Are they acting bananas by playing pretend and staying together? Absolutely, the film makes it clear that nothing else has worked for Kat and she’s fed up.
Obviously the irony about addressing the marriage fantasy is that the whole film’s premise rests on the idea that an average joe like Charlie – a buttoned-up, no fun math teacher at a primary school – would ever stand a chance with a star like Kat. What works about Marry Me is that the film doesn’t actually care about that; yes, it’s the third act crisis that briefly separates them before they inevitably reconcile, but the vast majority of the film is spent exploring how these two people from very different worlds come to occupy each other’s spaces.
This initially begins with Charlie fitting into Kat’s jam packed schedule of product endorsements, photo shoots and recording sessions, but after the first act, she’s the one breaking out of her rigid routine to teach dance lessons at his mathalon club or chaperone a dance at the school. Marry Me’s screenwriters John Rogers, Tami Sagher and Harper Dill, as well as costume designers Caroline Duncan and Diras Guillart never let the audience forget that Kat is an incredibly wealthy singer: her wardrobe is outrageously expensive and everywhere she goes, normies are bowled over by her looks and talent. The film understands that this is a huge part of its appeal: seeing Kat navigate everyday circumstances (buying a plane ticket; go bowling) carries a “stars: they’re just like us!” vibe, even as she jets off to “specials” in Japan or donates whole racks of Coach bags to charity.
Given the subject matter, it’s nearly impossible to shake off the feeling that we’re simply watching Lopez play a more down to earth, approachable version of herself. As an executive producer on the film, the multi-hyphenate talent has crafted a perfect star vehicle for herself that showcases both her acting and singing. In fact, Marry Me is as much a concert film as it is a romantic comedy.

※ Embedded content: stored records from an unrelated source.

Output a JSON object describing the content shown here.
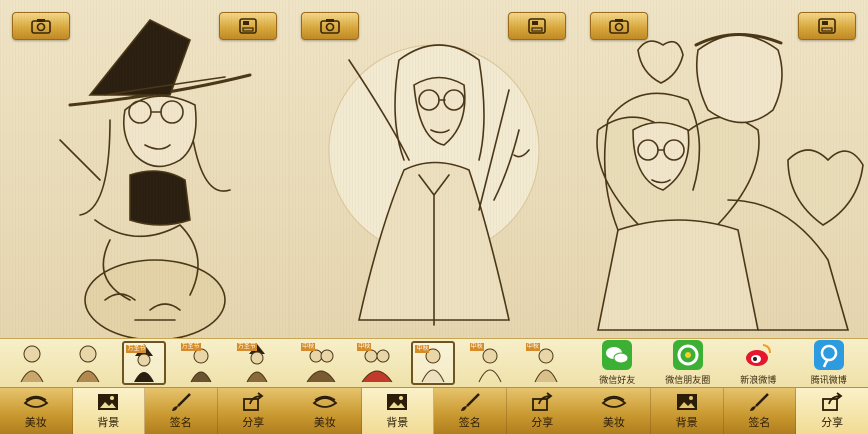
{
  "panels": [
    {
      "id": "halloween",
      "tabs": [
        {
          "label": "美妆",
          "icon": "eye-icon",
          "active": false
        },
        {
          "label": "背景",
          "icon": "image-icon",
          "active": true
        },
        {
          "label": "签名",
          "icon": "brush-icon",
          "active": false
        },
        {
          "label": "分享",
          "icon": "share-icon",
          "active": false
        }
      ],
      "thumbs": [
        {
          "tag": "",
          "selected": false
        },
        {
          "tag": "",
          "selected": false
        },
        {
          "tag": "万圣节",
          "selected": true
        },
        {
          "tag": "万圣节",
          "selected": false
        },
        {
          "tag": "万圣节",
          "selected": false
        }
      ]
    },
    {
      "id": "ancient",
      "tabs": [
        {
          "label": "美妆",
          "icon": "eye-icon",
          "active": false
        },
        {
          "label": "背景",
          "icon": "image-icon",
          "active": true
        },
        {
          "label": "签名",
          "icon": "brush-icon",
          "active": false
        },
        {
          "label": "分享",
          "icon": "share-icon",
          "active": false
        }
      ],
      "thumbs": [
        {
          "tag": "中秋",
          "selected": false
        },
        {
          "tag": "中秋",
          "selected": false
        },
        {
          "tag": "中秋",
          "selected": true
        },
        {
          "tag": "中秋",
          "selected": false
        },
        {
          "tag": "中秋",
          "selected": false
        }
      ]
    },
    {
      "id": "couple",
      "tabs": [
        {
          "label": "美妆",
          "icon": "eye-icon",
          "active": false
        },
        {
          "label": "背景",
          "icon": "image-icon",
          "active": false
        },
        {
          "label": "签名",
          "icon": "brush-icon",
          "active": false
        },
        {
          "label": "分享",
          "icon": "share-icon",
          "active": true
        }
      ],
      "share_targets": [
        {
          "label": "微信好友",
          "icon": "wechat-icon",
          "color": "#3cb034"
        },
        {
          "label": "微信朋友圈",
          "icon": "wechat-moments-icon",
          "color": "#3cb034"
        },
        {
          "label": "新浪微博",
          "icon": "weibo-icon",
          "color": "#e6162d"
        },
        {
          "label": "腾讯微博",
          "icon": "tencent-weibo-icon",
          "color": "#2d9be0"
        }
      ]
    }
  ],
  "colors": {
    "gold": "#d9a93e",
    "paper": "#efe4c6",
    "ink": "#3a2a10"
  }
}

This is subtly reinforced by the inclusion of cell phone video, social media reactions and B-roll footage that could have easily been shot at a Lopez concert. Director Kat Coiro shoots Kat and Bastian’s performances like music videos or intimate behind-the-scenes footage, not so subtly directing audiences to pick up the soundtrack, packed with potential chart-toppers by Lopez and Maluma.
None of this matters, however, if the film itself doesn’t convincingly sell a romantic fantasy that audiences can buy into. Surprisingly enough Lopez and Wilson have an easy going chemistry that makes the relationship believable and they’re given reasonable back-up by supporting cast members Sarah Silverman and Game of Thrones‘ John Bradley as Charlie’s lesbian co-worker and Kat’s manager, respectively. Add in a reasonable, but not cumbersome, number of rom-com tropes and you have a familiar, comforting rom-com. A last minute race through the airport? Check. Callbacks to cute moments in the low-stakes climax? Check.
Thankfully, Marry Me eschews a bombastic misunderstanding to drive a wedge between Kat and Charlie to set-up its climax. Instead the film merely acknowledges that the pair come from separate worlds…before confirming that their love is too strong to ignore. And it works because in the world of films like this, love is ultimately simple and uncomplicated. And that’s what audiences want.
At its core Marry Me is a fun and breezy rom-com that’s a great showcase for Lopez. For fans of the actress and of the genre, it’s an easy sell. 4/5
Marry Me is in theatres and streaming on Peacock on Feb 11